  • Perhaps a “shaking out” of this market sector is imminent? AirTight gained a CMO from Ruckus, two “Evangelists” (I’m starting to of tire that term, Jimmy Swaggart) from Aerohive, and all three companies are arguably “small”. Though wireless itself is a big and growing market, could these sorts of moves reflect some hidden gloom at the “donor” companies? This is pure speculation, obviously, but also a natural mental path to wander down. How many smaller and/or cloud-managed companies can the market sustain at this point?
  • AirTight better make a splash soon, as none of these guys are probably working for cheap. Akin certainly has name recognition as a WLAN deity, with von Nagy no slouch in this regard. I don’t know much about Glapa, but given that Ruckus has been on fire at times, he must have a good business touch. So three strong HR adds have been made to a company that has a product line that needs to do some catching up before (in my opinion, at least) it legitimately competes with Meraki and Aerohive for robustness of feature set. Hopefully the new guys hasten that development for AirTight’s sake, given that payroll seems to be swelling for a company “new” to the WLAN access market.
  • Despite all of the growth and media coverage of cloudy WLAN of late, the controller-based folks still own the market. But… the division between controller-based and cloud-managed is being blurred as more vendors are doing unholy things to the control and data planes and diluting the bajeezus out of the controller model at times. The point? There is still an awful lot of industry evolution to be done. Each and every vendor in the mix has the daunting task of evolving while not losing customers or overwhelming them with constantly changing license models, lexicon, and topologies. Whether controllers completely age out and the cloud wins, or whether we end up with options in a few years remains to be seen. Meanwhile, the religious wars surrounding each kind of WLAN will rage on.

And that pretty much ends my lunch hour of deep thought- back to work I go.

Aerohive Throws Hat Into The 802.11ac Ring

Ah, this crazy wireless world we live in. It’s easy to forget that 802.11ac is still not “really” a standard, although we’re getting very close.  It’s also easy to get sparkly-eyed by the 11ac products available now, despite the fact that with the new standard’s promised weird and protracted “wave” planned evolution, 11ac in a couple of years will likely feature many a new AP. But.. let’s talk about the here and now, because we’re here- and it’s now.

Since Ubiquiti announced their 11ac offering in April of this year, many of us have watched as different WLAN vendors have pitched their new 11ac products (and accompanying back stories). There was Motorola, Meraki, Meru,  Cisco, and Aruba. And then there are the not-yet-to announce, like Ruckus,  Juniper, and until today, Aerohive.
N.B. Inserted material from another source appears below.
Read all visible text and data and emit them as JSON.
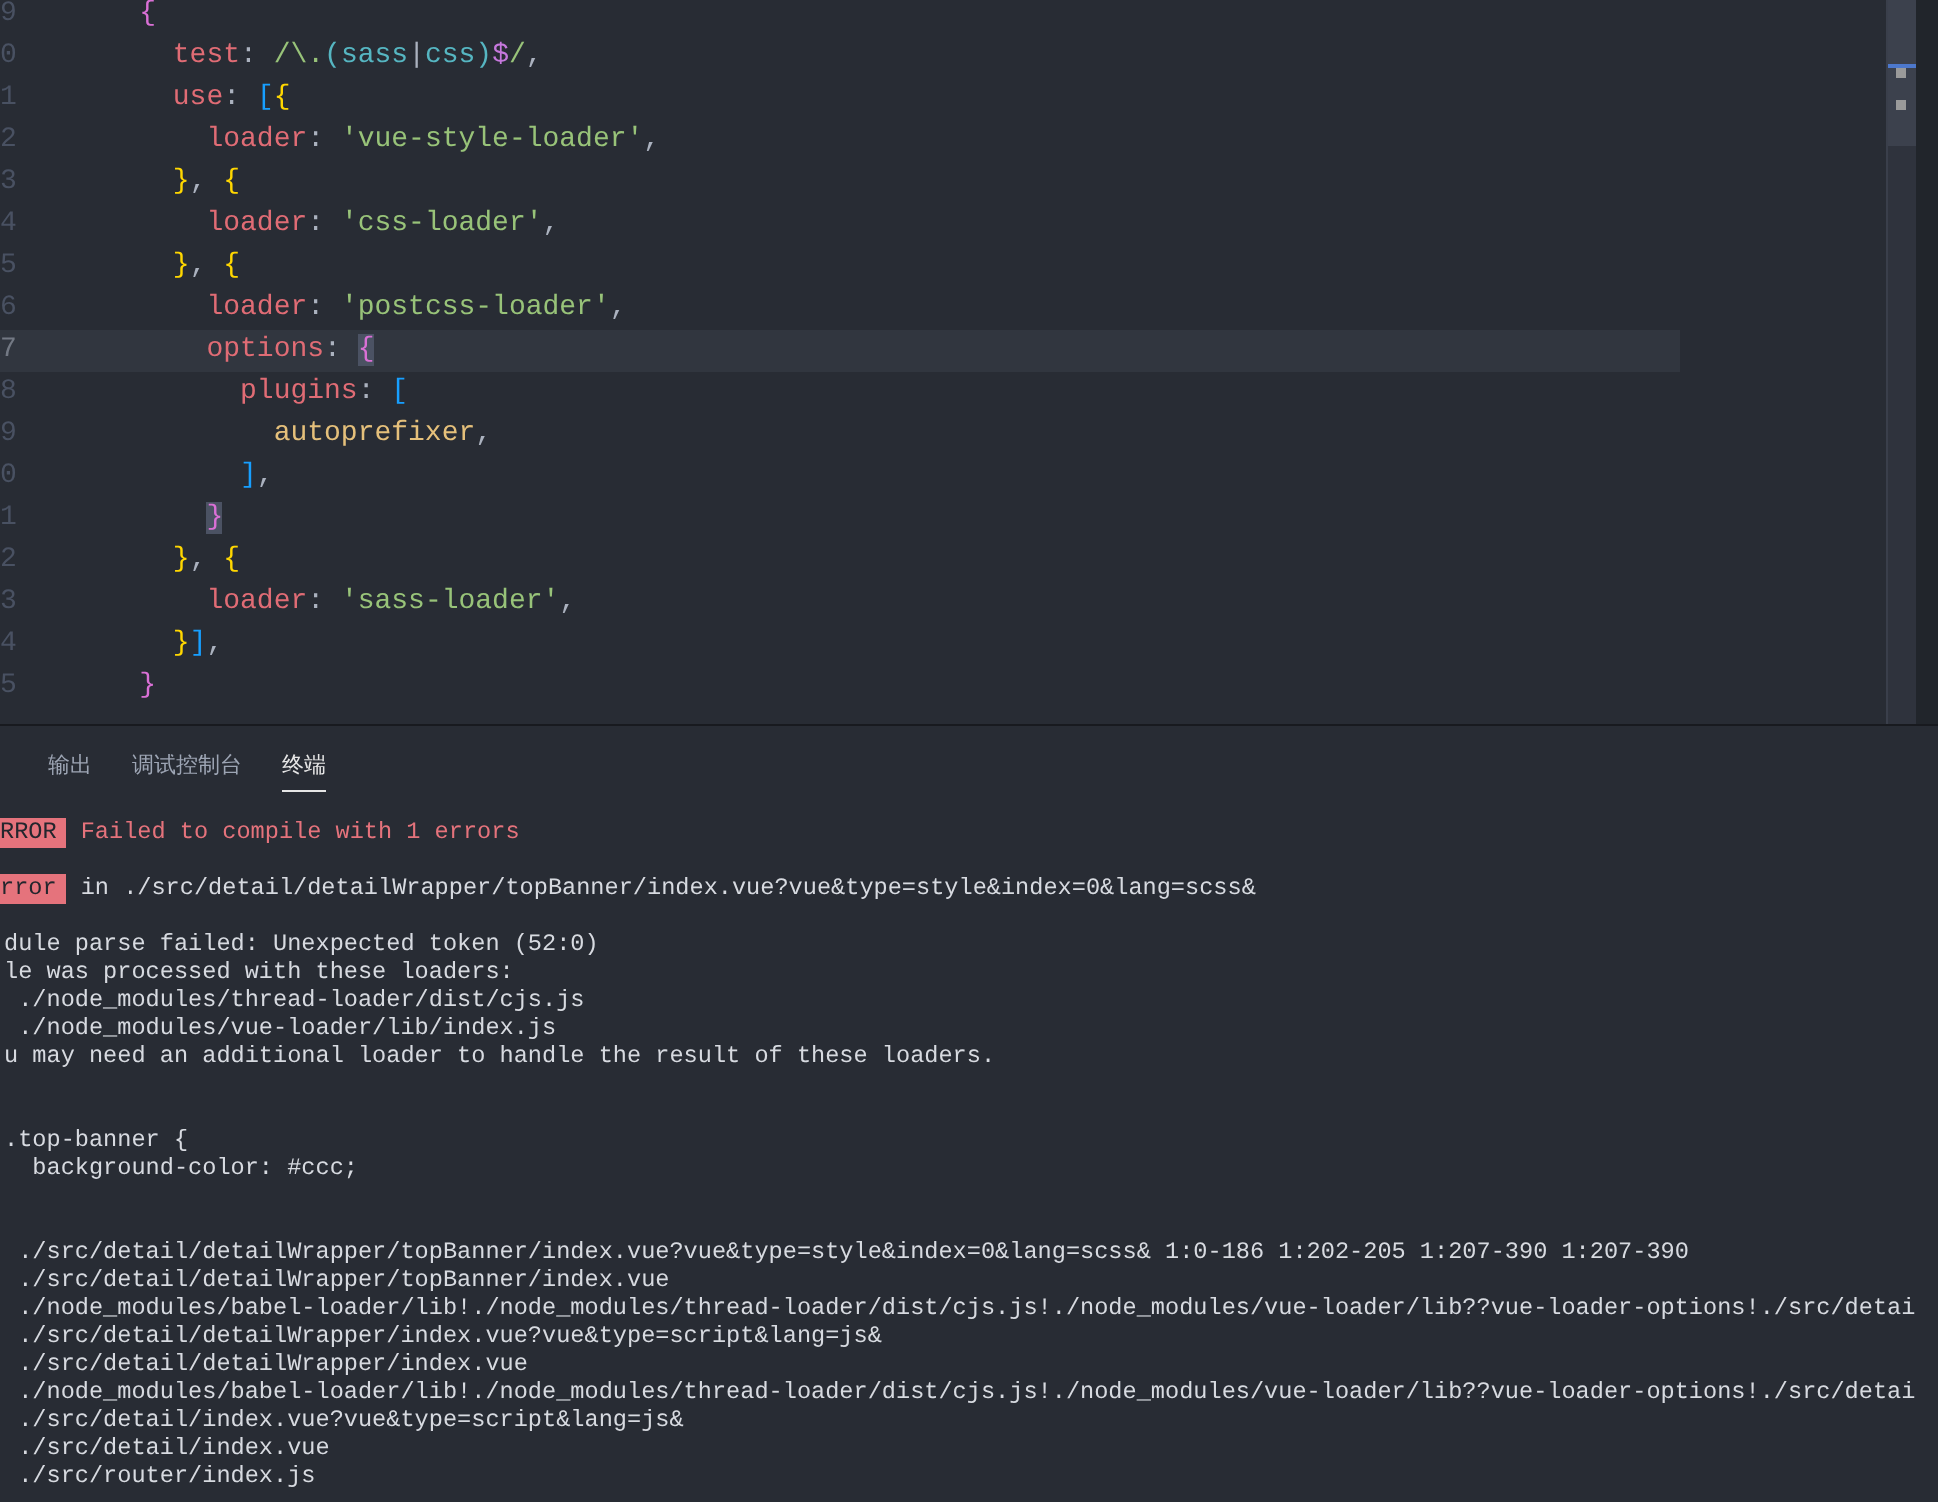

Aerohive brings two new APs to the 11ac market, and No Jitter does a nice introduction of the AP-370 (internal antennas) and AP-390 (external antennas) along with Aerohive’s take on how the new units fit into a smooth, take-your-time-and-don’t-fret-it migration plan to full 11ac deployment. Aerohive’s entry into the 11ac market does two things: it both pushes the message of early 11ac adoption but in a less aggressive way than some competitors are going about it, and further delivers the truth that cloud-based networking is both viable and capable of evolving with new WLAN standards. This second point gets some added umph when you consider that Aerohive announced their 11ac APs on the same day that Aruba Networks announced it’s own maiden voyage into cloudy WLAN. (It certainly smells like the WLAN industry is marching towards both faster WLAN and a welcome de-emphasis of controllers, says I.)

It’s a bit curious that Aerohive took so long to let their 11ac cat out of the bag (though I confess to getting a sneak look at the AP-370 under NDA at Wireless Field Day 5) given that Matthew Gast is is both Aerohive’s Director of Product Management and the author of the current Bible du Jur on 11ac. Many of us have come to personally  associate 11ac with Matthew because of his book, his excellent presentations on 11ac, and his willingness to talk with anybody who reaches out to him via social media. (If you think about it, this really isn’t fair to Matthew, the IEEE, Aerohive, or even ourselves!)

For what it’s worth, Matthew’s fellow cloud/11ac evangelists Devin Akin and Andrew Von Nagy recently left Aerohive, and both went to AirTight Networks (yet another cloud WLAN company)- who have yet to announce their own 11ac product.

Here’s What I Want NOW From My Wireless Management System

When it comes to the management and security of wireless networks, I want a lot of things. I want new things, and I want legacy things that aren’t going away to get better. I want slick, I want fast and I want effective. I want powerful, feature-rich, and a say in what features are worth devoting UI resources to. I want it all, baby- and here’s my latest rant on the topic. You’re going to love this.

Before I drop the bomb, lets set the stage.

I had the privilege of hanging out with the fellows from 7signal at the recent Wireless Field Day 5 event, and seeing how they do WLAN RF health characterization,  as well as getting a peek at what AirTight is up to. Being a long-time Cisco wireless customer, my mushy brain cant help but bring everything back to my vendor for comparison; but more on this in just a bit.

In my spare time, I’ve been having more fun than a person should be allowed to with the addicting Wi-Fi Pineapple (along with some tricks from the much-revered BackTrack Linux.) And at work, we’re gearing up for thousands of students to flood back into the dorms, which means Rogue Hunting Season is neigh. Put all this together and feed it into the “It’s Easy For Me To Demand Things From Other People That I Can’t Do” engine, and out pops the following wireless support and security gem:

Wouldn’t it be cool if…

  • You could take one of your in-service APs and turn it into a virtual client that associates with other APs? (stay with me, I know you’ve heard this part before)
  • Synthetic testing with said virtual client was possible: do my DHCP and RADIUS servers work? Can I reach the Internet? Can I reach other locations, from each of my SSIDs?
  • The virtual client AP could report on nearby rogue networks, after I set a min threshold value, (getting closer to the money shot) and tell- Is the SSID open or protected?
  • My virtual client could associate to the open SSIDs, and report back what the public IP is of the rogue?  (I could find it then through MAC or ARP tables if on my own network- doesn’t need to be automated)
  • Here’s the LAGNIAPPE, baby- If the rogue SSID was encrypted, I’d like my virtual client to execute Aircrack-NG, Reaver, Fern, or whatever. Somehow, the power of my management system harnessed to this virtual client/pen testing-mode AP would give me a big-assed, infinite dictionary from hell and lots of power to crack. Then I could go back to the “find the public IP” step, which to me is the ultimate and definitive “game over” versus a lot of wireside detection systems that are so-so with their success rates.

I know there are lots of ways to do “wireless support”, but I am enamored with the force-multiplying capabilities of a well-constructed virtual client mode for installed APs (as I imagine them working). I’ve been beating the drum for Cisco to consider basic virtual client functionality for years, to no avail.

But now I want even more- I want a “virtual client AP meets BackTrack Linux, and they have offspring” mode.

I’m not asking for too much, am I?